Ten tips for traveling the Caribbean on a budget

The lure of warm sunny days, breezy romantic nights, and fabulous beach resorts make the Caribbean one of the most visited destinations on the globe. Mega yachts, cruise ships, and airborne passengers flock to these scintillating islands to rest, relax and play in the shimmering turquoise waters.

The Caribbean is the kind of place where you can spend money like a Donald Trump, or you can find economical dining and accommodation options that won’t break the bank. Here are some tips that will help you save money while traveling the beautiful islands of the Caribbean.

Prices vary considerably in the Caribbean depending on the season. To get the best rates, travel during off-season (from July 1 through September 30), which coincides with hurricane season. Many hotels, restaurants and airlines lower their rates (some, up to 50%!) during this period. Don’t be crippled with worry about storms: some Caribbean islands fall south of the “hurricane belt” and are rarely affected by the rains. High season is generally from mid December through early January, so it’s best to spend Christmas elsewhere (unless you’re Simon Cowell or Beyonce).

Entertain the advantages of renting a villa or condo versus staying at a luxury resort. Some condos or villas can hold between two and twelve people. If you’re traveling with several family members or friends, you can easily find a home that can accommodate your entire party in separate rooms.

A beautiful 3 bedroom villa with a private pool and maid service may only run $2000 for a week. With 6 people traveling, this winds up costing only $47 per night per person — far cheaper than any island resort. There are also small guest houses on many islands that cater to couples and honeymooners. Look into these as they are normally family run, may include some meals, and the prices can be highly affordable.

Some of the very best dining in the islands is the local fare being served from small shanties on the beach grilling fresh seafood or corner stands with scrumptious and budget priced dahls, rotis and johnny cakes. You can gorge yourself on fresh local food cooked by islanders on less than $10 per person. A large dahl in St Lucia (fried puffed bread stuffed with peas) is only $1 USD.

Saturday markets are a wonderful way to stock up on local fruits, breads and vegetables for your villa kitchen. And shopping the markets in the Caribbean is a truly unique experience, with sweet ladies on the sidewalks hawking their little bags of cinnammon, nutmeg, cocoa and ginger. You’ll also find an amazing variety of root vegetables such as dasheen, wild yam and local potatoes as well as the basics of all West Indian cooking: onion, tomatoes, various hot peppers and garlic. Volcanic islands such as Dominica, St Lucia, Grenada, Nevis and Montserrat will have an abundant supply of fresh bananas, limes, pineapple, avocado, passion fruit, star fruit, grapefruit and many others.

Bonus: If you’re in your own villa, you can easily make many of your own meals, cutting costs further.

Drinking can range from very expensive at luxury hotels and bars to really darn cheap at local rum shops.

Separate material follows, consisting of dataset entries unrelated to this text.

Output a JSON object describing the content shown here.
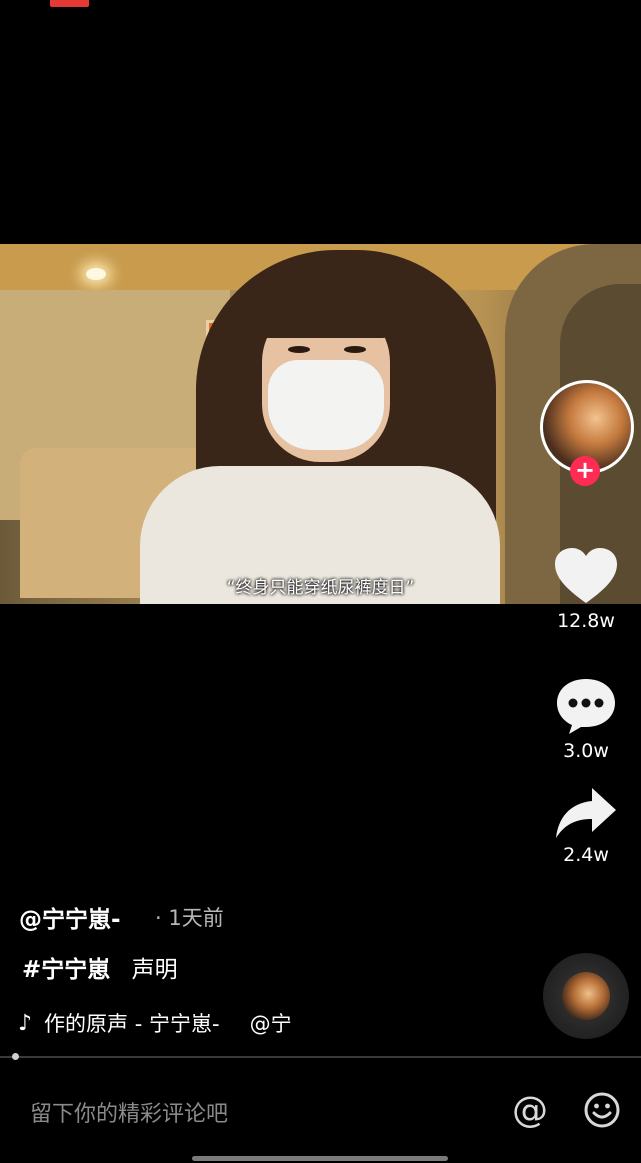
{
  "video": {
    "subtitle": "“终身只能穿纸尿裤度日”"
  },
  "actions": {
    "like_count": "12.8w",
    "comment_count": "3.0w",
    "share_count": "2.4w",
    "follow_symbol": "+"
  },
  "post": {
    "author": "@宁宁崽-",
    "time": "· 1天前",
    "hashtag": "#宁宁崽",
    "caption_text": "声明",
    "music_note": "♪",
    "music_title": "作的原声 - 宁宁崽-",
    "music_mention": "@宁"
  },
  "comment_bar": {
    "placeholder": "留下你的精彩评论吧",
    "at_symbol": "@"
  },
  "colors": {
    "accent": "#fe2c55",
    "background": "#000000"
  },
  "icons": [
    "heart-icon",
    "comment-icon",
    "share-icon",
    "music-note-icon",
    "at-icon",
    "emoji-icon"
  ]
}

As most islands are duty free, you can purchase bottles of your favorite libations at seriously discounted prices (at least compared to the prices in the United States). Rum is one of the main products of the Caribbean, and almost each island has its own brand. At about $6 a bottle, you’ll find them very good and very inexpensive. Pick up a 6 pack of Coke and a few limes and have yourself a party.

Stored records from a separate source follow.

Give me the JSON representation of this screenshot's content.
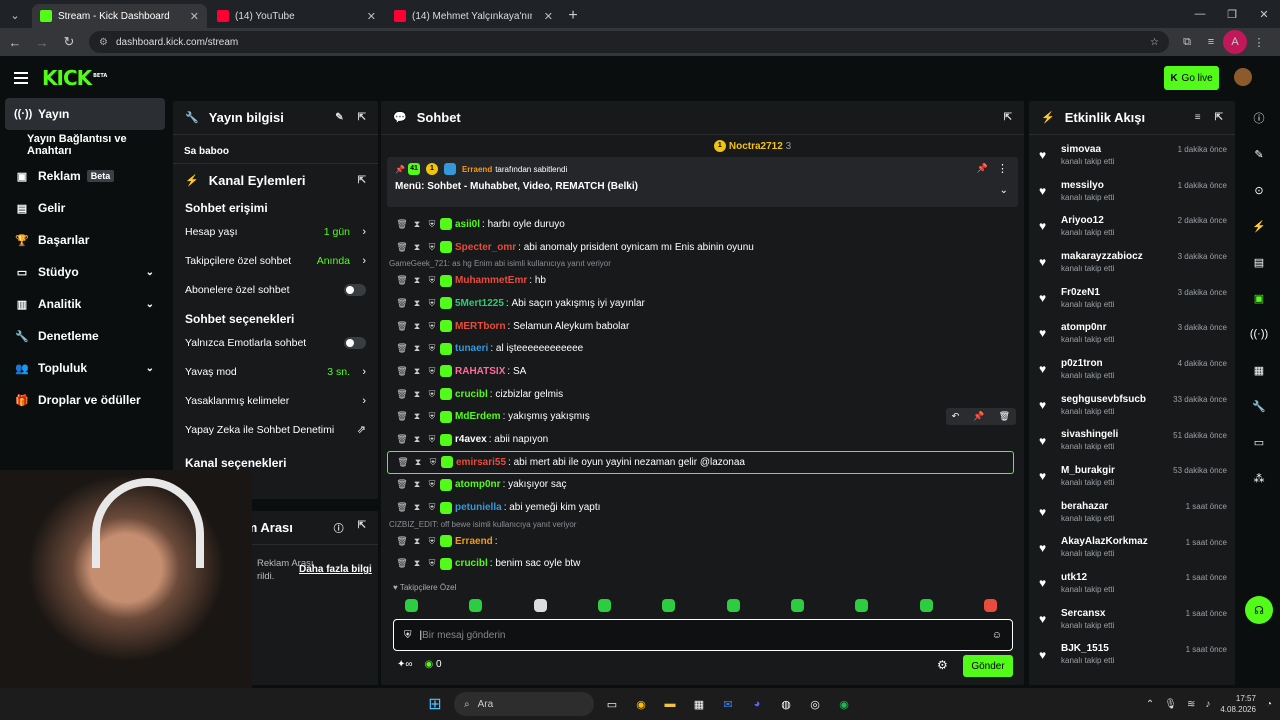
{
  "browser": {
    "tabs": [
      {
        "title": "Stream - Kick Dashboard",
        "fav_color": "#53fc18",
        "active": true
      },
      {
        "title": "(14) YouTube",
        "fav_color": "#ff0033",
        "active": false
      },
      {
        "title": "(14) Mehmet Yalçınkaya'nın Mu",
        "fav_color": "#ff0033",
        "active": false
      }
    ],
    "url": "dashboard.kick.com/stream",
    "profile_initial": "A"
  },
  "header": {
    "logo": "KICK",
    "logo_sup": "BETA",
    "go_live": "Go live"
  },
  "sidebar": {
    "items": [
      {
        "label": "Yayın",
        "icon": "broadcast-icon"
      },
      {
        "label": "Yayın Bağlantısı ve Anahtarı",
        "icon": ""
      },
      {
        "label": "Reklam",
        "icon": "ad-icon",
        "badge": "Beta"
      },
      {
        "label": "Gelir",
        "icon": "chart-icon"
      },
      {
        "label": "Başarılar",
        "icon": "trophy-icon"
      },
      {
        "label": "Stüdyo",
        "icon": "studio-icon"
      },
      {
        "label": "Analitik",
        "icon": "analytics-icon"
      },
      {
        "label": "Denetleme",
        "icon": "wrench-icon"
      },
      {
        "label": "Topluluk",
        "icon": "community-icon"
      },
      {
        "label": "Droplar ve ödüller",
        "icon": "gift-icon"
      }
    ]
  },
  "stream_info": {
    "title": "Yayın bilgisi",
    "stream_title": "Sa baboo"
  },
  "channel_actions": {
    "title": "Kanal Eylemleri",
    "chat_access": "Sohbet erişimi",
    "account_age": "Hesap yaşı",
    "account_age_val": "1 gün",
    "followers_only": "Takipçilere özel sohbet",
    "followers_only_val": "Anında",
    "subs_only": "Abonelere özel sohbet",
    "chat_options": "Sohbet seçenekleri",
    "emote_only": "Yalnızca Emotlarla sohbet",
    "slow_mode": "Yavaş mod",
    "slow_mode_val": "3 sn.",
    "banned_words": "Yasaklanmış kelimeler",
    "ai_moderation": "Yapay Zeka ile Sohbet Denetimi",
    "channel_options": "Kanal seçenekleri"
  },
  "ad_break": {
    "title": "Reklam Arası",
    "desc1": "Reklam Arası",
    "desc2": "rildi.",
    "more": "Daha fazla bilgi"
  },
  "chat": {
    "title": "Sohbet",
    "top_user": "Noctra2712",
    "top_count": "3",
    "pinned_by": "Erraend",
    "pinned_suffix": "tarafından sabitlendi",
    "pinned_msg": "Menü: Sohbet - Muhabbet, Video, REMATCH (Belki)",
    "messages": [
      {
        "user": "asii0l",
        "color": "#53fc18",
        "text": "harbı oyle duruyo"
      },
      {
        "user": "Specter_omr",
        "color": "#e74c3c",
        "text": "abi anomaly prisident oynicam mı Enis abinin oyunu"
      },
      {
        "reply": "GameGeek_721: as hg Enim abi isimli kullanıcıya yanıt veriyor"
      },
      {
        "user": "MuhammetEmr",
        "color": "#e74c3c",
        "text": "hb"
      },
      {
        "user": "5Mert1225",
        "color": "#2ecc71",
        "text": "Abi saçın yakışmış iyi yayınlar"
      },
      {
        "user": "MERTborn",
        "color": "#e74c3c",
        "text": "Selamun Aleykum babolar"
      },
      {
        "user": "tunaeri",
        "color": "#3498db",
        "text": "al işteeeeeeeeeeee"
      },
      {
        "user": "RAHATSIX",
        "color": "#ff6b9a",
        "text": "SA"
      },
      {
        "user": "crucibl",
        "color": "#53fc18",
        "text": "cizbizlar gelmis"
      },
      {
        "user": "MdErdem",
        "color": "#53fc18",
        "text": "yakışmış yakışmış"
      },
      {
        "user": "r4avex",
        "color": "#ffffff",
        "text": "abii napıyon"
      },
      {
        "user": "emirsari55",
        "color": "#e74c3c",
        "text": "abi mert abi ile oyun yayini nezaman gelir @lazonaa"
      },
      {
        "user": "atomp0nr",
        "color": "#53fc18",
        "text": "yakışıyor saç"
      },
      {
        "user": "petuniella",
        "color": "#3498db",
        "text": "abi yemeği kim yaptı"
      },
      {
        "reply": "CIZBIZ_EDIT: off bewe isimli kullanıcıya yanıt veriyor"
      },
      {
        "user": "Erraend",
        "color": "#f39c12",
        "text": ""
      },
      {
        "user": "crucibl",
        "color": "#53fc18",
        "text": "benim sac oyle btw"
      }
    ],
    "followers_label": "Takipçilere Özel",
    "input_placeholder": "Bir mesaj gönderin",
    "points": "0",
    "send": "Gönder"
  },
  "activity": {
    "title": "Etkinlik Akışı",
    "events": [
      {
        "user": "simovaa",
        "action": "kanalı takip etti",
        "time": "1 dakika önce"
      },
      {
        "user": "messilyo",
        "action": "kanalı takip etti",
        "time": "1 dakika önce"
      },
      {
        "user": "Ariyoo12",
        "action": "kanalı takip etti",
        "time": "2 dakika önce"
      },
      {
        "user": "makarayzzabiocz",
        "action": "kanalı takip etti",
        "time": "3 dakika önce"
      },
      {
        "user": "Fr0zeN1",
        "action": "kanalı takip etti",
        "time": "3 dakika önce"
      },
      {
        "user": "atomp0nr",
        "action": "kanalı takip etti",
        "time": "3 dakika önce"
      },
      {
        "user": "p0z1tron",
        "action": "kanalı takip etti",
        "time": "4 dakika önce"
      },
      {
        "user": "seghgusevbfsucb",
        "action": "kanalı takip etti",
        "time": "33 dakika önce"
      },
      {
        "user": "sivashingeli",
        "action": "kanalı takip etti",
        "time": "51 dakika önce"
      },
      {
        "user": "M_burakgir",
        "action": "kanalı takip etti",
        "time": "53 dakika önce"
      },
      {
        "user": "berahazar",
        "action": "kanalı takip etti",
        "time": "1 saat önce"
      },
      {
        "user": "AkayAlazKorkmaz",
        "action": "kanalı takip etti",
        "time": "1 saat önce"
      },
      {
        "user": "utk12",
        "action": "kanalı takip etti",
        "time": "1 saat önce"
      },
      {
        "user": "Sercansx",
        "action": "kanalı takip etti",
        "time": "1 saat önce"
      },
      {
        "user": "BJK_1515",
        "action": "kanalı takip etti",
        "time": "1 saat önce"
      }
    ]
  },
  "taskbar": {
    "search": "Ara",
    "time": "17:57",
    "date": "4.08.2026"
  }
}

Be reminded that while liquor laws are pretty non-existent, practice safe driving as the roads are small, often climbing treacherous mountains. Driving is on the left side of the road on many islands.

Keep a close watch on travel sites that offer frequent fare sales. Be flexible with your dates and try to travel outside high season to get the very best rates on air fares. Many low-cost carriers such as JetBlue and AirTran have entered the Caribbean market, so there are deals to be found if you’re vigilant.

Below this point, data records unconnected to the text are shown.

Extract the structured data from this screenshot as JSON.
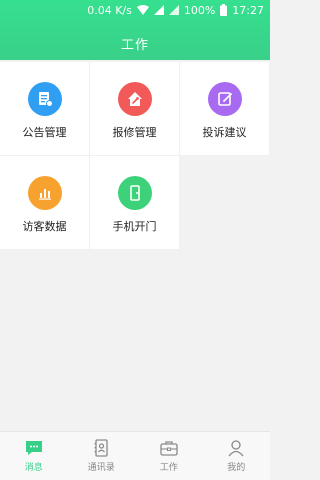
{
  "status_bar": {
    "speed": "0.04 K/s",
    "battery": "100%",
    "time": "17:27"
  },
  "header": {
    "title": "工作"
  },
  "colors": {
    "accent": "#38d089",
    "blue": "#2f9ef3",
    "red": "#f25a5a",
    "purple": "#a86af0",
    "orange": "#f7a22e",
    "green": "#3dd17a"
  },
  "tiles": [
    {
      "label": "公告管理",
      "icon": "announcement-icon",
      "color": "#2f9ef3"
    },
    {
      "label": "报修管理",
      "icon": "repair-home-icon",
      "color": "#f25a5a"
    },
    {
      "label": "投诉建议",
      "icon": "complaint-edit-icon",
      "color": "#a86af0"
    },
    {
      "label": "访客数据",
      "icon": "visitor-chart-icon",
      "color": "#f7a22e"
    },
    {
      "label": "手机开门",
      "icon": "door-open-icon",
      "color": "#3dd17a"
    }
  ],
  "bottom_nav": [
    {
      "label": "消息",
      "icon": "message-icon",
      "active": true
    },
    {
      "label": "通讯录",
      "icon": "contacts-icon",
      "active": false
    },
    {
      "label": "工作",
      "icon": "briefcase-icon",
      "active": false
    },
    {
      "label": "我的",
      "icon": "profile-icon",
      "active": false
    }
  ]
}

Buy locally produced crafts such as straw baskets, wood carvings and unusual art work. If your budget is really tight, collect shells from the beach early in the morning or frame your beautiful photos once home. Don’t forget that most islands are duty free, meaning you can save a lot of money on souvenirs such as jewelry, liquor and tobacco products.

One way to bring the islands back to your friends and family is to purchase locally produced honey, spices, nuts and sauces to make a West Indian dinner back home. This is better than a t-shirt any day.

The natural beauty of the islands allows for a variety of activities such as sailing, hiking, horseback riding, bird watching, river rafting, zip-lining, golfing, or touring historical sites. Coupled with the array of beach activities available, it can be fairly inexpensive to find engaging sports for everyone to enjoy.

Of course, most islands also have cultural centers where you can see how life was in the past, as well as museums and other public events.

Save on transportation costs by using public transportation. Most islands have fairly regular bus service for the locals for next to nothing. Rental cars can be very expensive on some islands — as much as $75/day on St John! If you’re not interested in taking the bus, be sure to stay in a resort that offers complimentary shuttle service around the island.

General costs
This may seem like common sense, but bringing your own suntan lotion, magazines, sunglasses, snacks and refillable water bottles will save you from purchasing these items at a higher cost once you arrive. Keep in mind that almost everything must be imported to the Caribbean, therefore the costs on simple things like these are surprisingly high, to compensate for shipping.

if you’re really inclined to see the Caribbean in its most natural, pristine light you may opt for camping accommodations. A few islands, such as St John and St Thomas in the US Virgin Islands, have eco-lodges with large tents mounted on wooden platforms for the naturists on a budget. In addition to being a bit cheaper, these “tent lodges” offer visitors the chance to get closer to the environment, since they’re built right into the hillsides!


For a trip of a lifetime, relax yourself in the beautiful Caribbean. It doesn’t have to cost you an arm and a leg… unless you’re a pirate.